She laughed. “Now, yes, a little. Not… how you say? Not in past. I learn for you. For you, Jack Smith, my hero, my Santo Remero.” She turned and held his arm above the elbow. “Come,” she said, “we go into church.” As they ascended, woman on one arm, priest on the other, Maria said, “You must meet my son. I name him for you. He is doctor. He has hands to save people. Like you, my Santo Remero, like you. He is out helping young woman with difficult birth now. You see him after.”
As they ascended the steps, many of the pilgrims reached out to touch the old man’s pea coat, then crossed themselves. This bothered him, not just because religious “mumbo-jumbo,” as he called it, always seemed foreign and weird to him, but he knew from experience that beggars and pickpockets go together like stray cats and fleas, and these pilgrims had a beggarly look about them. It was bad enough they had things in the church that belonged to him. There were things in his pockets—and not just the lottery cash—that he needed and he didn’t want to part with. He began to worry that, not only would he fail to reclaim his things, they’d seize what he had left and use them for relics, too.
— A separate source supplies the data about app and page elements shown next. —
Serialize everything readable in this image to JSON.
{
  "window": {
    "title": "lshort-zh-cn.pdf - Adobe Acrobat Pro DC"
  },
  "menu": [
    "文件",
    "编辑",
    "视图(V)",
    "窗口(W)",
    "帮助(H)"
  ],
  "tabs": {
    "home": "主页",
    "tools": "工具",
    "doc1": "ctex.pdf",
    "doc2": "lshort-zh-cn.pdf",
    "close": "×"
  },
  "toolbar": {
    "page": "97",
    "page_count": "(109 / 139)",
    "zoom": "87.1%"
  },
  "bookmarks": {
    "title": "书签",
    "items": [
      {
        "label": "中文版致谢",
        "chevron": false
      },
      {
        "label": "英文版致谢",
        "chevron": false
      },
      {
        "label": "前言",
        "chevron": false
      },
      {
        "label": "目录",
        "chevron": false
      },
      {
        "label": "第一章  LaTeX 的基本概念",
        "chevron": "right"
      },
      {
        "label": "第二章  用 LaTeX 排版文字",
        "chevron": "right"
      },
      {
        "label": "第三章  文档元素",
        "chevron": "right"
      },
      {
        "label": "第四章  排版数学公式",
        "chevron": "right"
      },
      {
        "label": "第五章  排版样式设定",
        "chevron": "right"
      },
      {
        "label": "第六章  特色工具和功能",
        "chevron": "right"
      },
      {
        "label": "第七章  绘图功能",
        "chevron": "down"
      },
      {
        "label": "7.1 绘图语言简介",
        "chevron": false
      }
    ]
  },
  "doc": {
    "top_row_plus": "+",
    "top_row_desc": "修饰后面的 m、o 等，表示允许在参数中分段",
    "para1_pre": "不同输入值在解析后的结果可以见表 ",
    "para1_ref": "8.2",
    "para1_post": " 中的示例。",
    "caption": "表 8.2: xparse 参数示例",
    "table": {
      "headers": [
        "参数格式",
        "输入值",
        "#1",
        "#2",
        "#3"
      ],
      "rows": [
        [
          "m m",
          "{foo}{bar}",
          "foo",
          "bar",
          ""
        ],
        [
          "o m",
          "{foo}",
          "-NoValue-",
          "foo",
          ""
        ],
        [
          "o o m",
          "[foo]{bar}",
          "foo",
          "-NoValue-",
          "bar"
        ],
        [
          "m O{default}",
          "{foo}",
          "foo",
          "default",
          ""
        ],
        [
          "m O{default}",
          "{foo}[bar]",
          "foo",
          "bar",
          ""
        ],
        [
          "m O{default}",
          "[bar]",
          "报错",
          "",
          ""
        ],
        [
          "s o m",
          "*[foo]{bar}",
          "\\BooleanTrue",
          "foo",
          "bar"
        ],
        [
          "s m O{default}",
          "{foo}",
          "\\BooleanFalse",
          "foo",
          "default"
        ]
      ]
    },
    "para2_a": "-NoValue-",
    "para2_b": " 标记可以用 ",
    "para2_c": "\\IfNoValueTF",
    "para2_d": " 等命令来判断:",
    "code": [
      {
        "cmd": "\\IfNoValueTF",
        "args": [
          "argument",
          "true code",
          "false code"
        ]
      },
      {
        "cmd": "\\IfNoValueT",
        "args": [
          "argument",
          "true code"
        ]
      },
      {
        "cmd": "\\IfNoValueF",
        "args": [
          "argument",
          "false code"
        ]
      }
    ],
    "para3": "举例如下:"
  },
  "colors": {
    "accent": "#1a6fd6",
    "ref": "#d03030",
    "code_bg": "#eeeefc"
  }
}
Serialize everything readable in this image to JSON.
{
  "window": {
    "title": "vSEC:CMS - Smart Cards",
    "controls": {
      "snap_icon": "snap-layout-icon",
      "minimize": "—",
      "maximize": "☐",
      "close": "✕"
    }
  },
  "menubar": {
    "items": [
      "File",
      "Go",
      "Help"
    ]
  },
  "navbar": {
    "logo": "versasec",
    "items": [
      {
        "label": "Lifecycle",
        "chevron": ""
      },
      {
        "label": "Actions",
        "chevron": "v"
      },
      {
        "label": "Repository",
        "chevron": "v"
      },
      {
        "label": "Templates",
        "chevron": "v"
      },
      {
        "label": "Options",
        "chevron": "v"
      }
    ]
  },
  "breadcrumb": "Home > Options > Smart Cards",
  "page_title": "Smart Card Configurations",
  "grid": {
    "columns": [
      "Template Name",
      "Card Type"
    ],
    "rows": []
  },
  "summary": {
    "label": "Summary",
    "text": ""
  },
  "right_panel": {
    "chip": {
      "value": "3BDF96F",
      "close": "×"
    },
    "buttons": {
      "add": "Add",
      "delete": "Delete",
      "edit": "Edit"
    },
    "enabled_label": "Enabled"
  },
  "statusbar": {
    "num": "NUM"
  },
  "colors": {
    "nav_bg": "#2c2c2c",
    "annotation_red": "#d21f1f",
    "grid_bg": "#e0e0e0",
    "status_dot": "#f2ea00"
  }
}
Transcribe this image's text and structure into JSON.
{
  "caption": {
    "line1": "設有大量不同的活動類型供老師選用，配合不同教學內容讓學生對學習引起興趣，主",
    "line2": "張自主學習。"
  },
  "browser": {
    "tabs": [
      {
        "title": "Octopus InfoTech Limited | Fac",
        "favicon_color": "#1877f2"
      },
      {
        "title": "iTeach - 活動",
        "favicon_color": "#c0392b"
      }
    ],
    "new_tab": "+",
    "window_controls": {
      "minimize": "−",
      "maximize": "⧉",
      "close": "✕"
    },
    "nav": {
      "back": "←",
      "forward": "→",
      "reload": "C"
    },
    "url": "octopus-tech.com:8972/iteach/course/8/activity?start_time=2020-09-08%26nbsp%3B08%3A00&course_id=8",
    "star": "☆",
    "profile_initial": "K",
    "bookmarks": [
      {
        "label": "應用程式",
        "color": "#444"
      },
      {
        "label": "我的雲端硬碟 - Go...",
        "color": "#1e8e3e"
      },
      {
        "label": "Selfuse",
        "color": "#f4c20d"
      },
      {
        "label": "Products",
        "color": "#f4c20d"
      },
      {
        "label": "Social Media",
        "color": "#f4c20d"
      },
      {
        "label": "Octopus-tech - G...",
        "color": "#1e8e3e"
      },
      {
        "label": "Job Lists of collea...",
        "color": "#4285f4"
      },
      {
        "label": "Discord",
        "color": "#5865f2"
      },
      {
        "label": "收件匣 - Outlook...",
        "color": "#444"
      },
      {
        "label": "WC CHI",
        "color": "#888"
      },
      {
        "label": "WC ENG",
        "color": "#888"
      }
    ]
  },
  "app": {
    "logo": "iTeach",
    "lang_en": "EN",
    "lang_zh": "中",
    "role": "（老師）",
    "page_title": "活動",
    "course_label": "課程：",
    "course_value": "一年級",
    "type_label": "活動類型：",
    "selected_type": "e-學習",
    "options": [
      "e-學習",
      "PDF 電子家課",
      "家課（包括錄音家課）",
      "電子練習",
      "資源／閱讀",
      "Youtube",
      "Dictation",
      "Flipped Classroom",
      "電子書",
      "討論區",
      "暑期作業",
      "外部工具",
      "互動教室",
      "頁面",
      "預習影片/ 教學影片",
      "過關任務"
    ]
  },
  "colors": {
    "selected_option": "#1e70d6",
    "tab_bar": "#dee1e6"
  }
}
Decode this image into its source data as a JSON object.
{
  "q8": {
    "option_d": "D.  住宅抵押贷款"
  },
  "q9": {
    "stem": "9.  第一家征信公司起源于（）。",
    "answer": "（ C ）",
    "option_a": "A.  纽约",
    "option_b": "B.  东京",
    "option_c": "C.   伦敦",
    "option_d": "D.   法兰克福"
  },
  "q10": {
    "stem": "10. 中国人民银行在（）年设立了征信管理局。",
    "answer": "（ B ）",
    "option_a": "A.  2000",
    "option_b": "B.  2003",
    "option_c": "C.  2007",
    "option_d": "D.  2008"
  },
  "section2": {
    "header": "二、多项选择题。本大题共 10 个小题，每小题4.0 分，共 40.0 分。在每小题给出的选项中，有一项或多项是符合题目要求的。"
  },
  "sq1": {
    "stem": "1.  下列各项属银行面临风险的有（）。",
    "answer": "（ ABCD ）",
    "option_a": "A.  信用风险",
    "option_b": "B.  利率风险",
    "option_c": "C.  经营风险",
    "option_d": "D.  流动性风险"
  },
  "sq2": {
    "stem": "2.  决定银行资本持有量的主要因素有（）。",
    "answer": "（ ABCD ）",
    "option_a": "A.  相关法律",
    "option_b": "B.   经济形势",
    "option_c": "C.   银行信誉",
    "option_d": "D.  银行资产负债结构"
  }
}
Maria’s touch and voice were making him giddy, though, and the chip on his shoulder seemed to shrink with each step, from a brick to a pack of smokes, a single cigarette, a butt, an ash, a wisp of memory. After six steps he felt light, as if Maria and Father Carlos were carrying him up the stairs, and if they let go he’d float up into the blue Andalusian sky like a balloon.
With a worshipful bow, two pilgrims swung open the tall oaken doors and the three entered the church. Maria and the priest knelt and crossed themselves while the old man stood and blinked to adjust his eyes to the dim light. As they walked together slowly down the aisle between the pews, Maria hugged the old man’s arm and spoke in a stage whisper—so close to his ear he could feel her warm breath—telling him story after story of surgical and miraculous healings that never would have happened without him, her Santo Remero.
He recognized the door to the sacristy from having seen it on the documentary and suddenly he felt heavier. His shoes began to scrape on the floor and he found himself being pulled along, more like a reluctant donkey than a balloon. The sacristy door was open. He stopped at the threshold and hesitated as if at a cattle guard.
Suddenly his heart started to pound and he found it hard to breathe. “Maybe I shouldn’t have come,” he said, choking, and he turned away from the door.
Then he heard the guitar play. The notes were pure, the sound sublime. He stopped and listened. He started to cry. Gently, Maria placed her hand on his cheek and pressed his other cheek to hers. Their tears mingled. He turned and she guided him slowly into the sacristy.
The young man with the guitar bowed his head toward the old man as he played. Maria said, “this is Emilio. He is Santiago’s grandson. You remember Santiago, yes?”
The old man nodded.
“Santiago came to me in a dream,” she said. “He said, Maria, the cabin boy wanders the earth in sorrow and loneliness. You must find him. Tell him of our love for him. Tell him of our…” she looked at the priest.
“Gratitude,” the priest said.
“Tell him of our gratitude,” Maria said. “Bring him home to Bolonia, Maria. He is a saint. He is our saint. Heal his sorrow. Show him, Maria. Show him the holiness of his sacrifice. Show him the truth.” She slid her hand down his arm to his wrist and gently squeezed. “I look for you many, many years. I pray for this moment.”
She took her hand from his arm and grasped the corner of the box lid. The priest put his hand on the other corner. The old man wanted to say “wait,” he wasn’t ready, he wanted to retrieve the little bottle from a secret pocket in his pea coat, the little bottle with the faded handwritten label. It had stayed there, hidden for decades, through feast and famine, sobriety and drunkenness and delirium tremens, and now he needed it, now was the time for it, but his palpitating heart was lodged in his throat and he couldn’t say a word.
(End Chapter 2. Go to Chapter 3.)